DATA RECORDS Block Start
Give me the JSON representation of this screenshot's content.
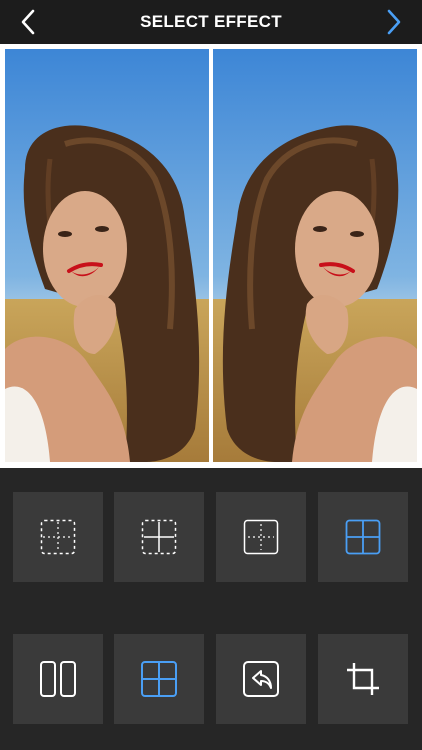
{
  "header": {
    "title": "SELECT EFFECT",
    "back_icon": "chevron-left-icon",
    "next_icon": "chevron-right-icon",
    "next_color": "#4a9ff5"
  },
  "preview": {
    "layout": "mirror-vertical-split",
    "panels": 2
  },
  "toolbar": {
    "row1": [
      {
        "icon": "grid-dashed-outer-icon"
      },
      {
        "icon": "grid-dashed-center-icon"
      },
      {
        "icon": "grid-center-dashed-icon"
      },
      {
        "icon": "grid-solid-icon",
        "selected": true
      }
    ],
    "row2": [
      {
        "icon": "split-two-columns-icon"
      },
      {
        "icon": "grid-solid-icon",
        "selected": true
      },
      {
        "icon": "undo-share-icon"
      },
      {
        "icon": "crop-icon"
      }
    ]
  },
  "colors": {
    "accent": "#4a9ff5",
    "background": "#262626",
    "tile": "#3a3a3a"
  }
}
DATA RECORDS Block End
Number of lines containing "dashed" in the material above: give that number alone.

• [SOLUTION] 3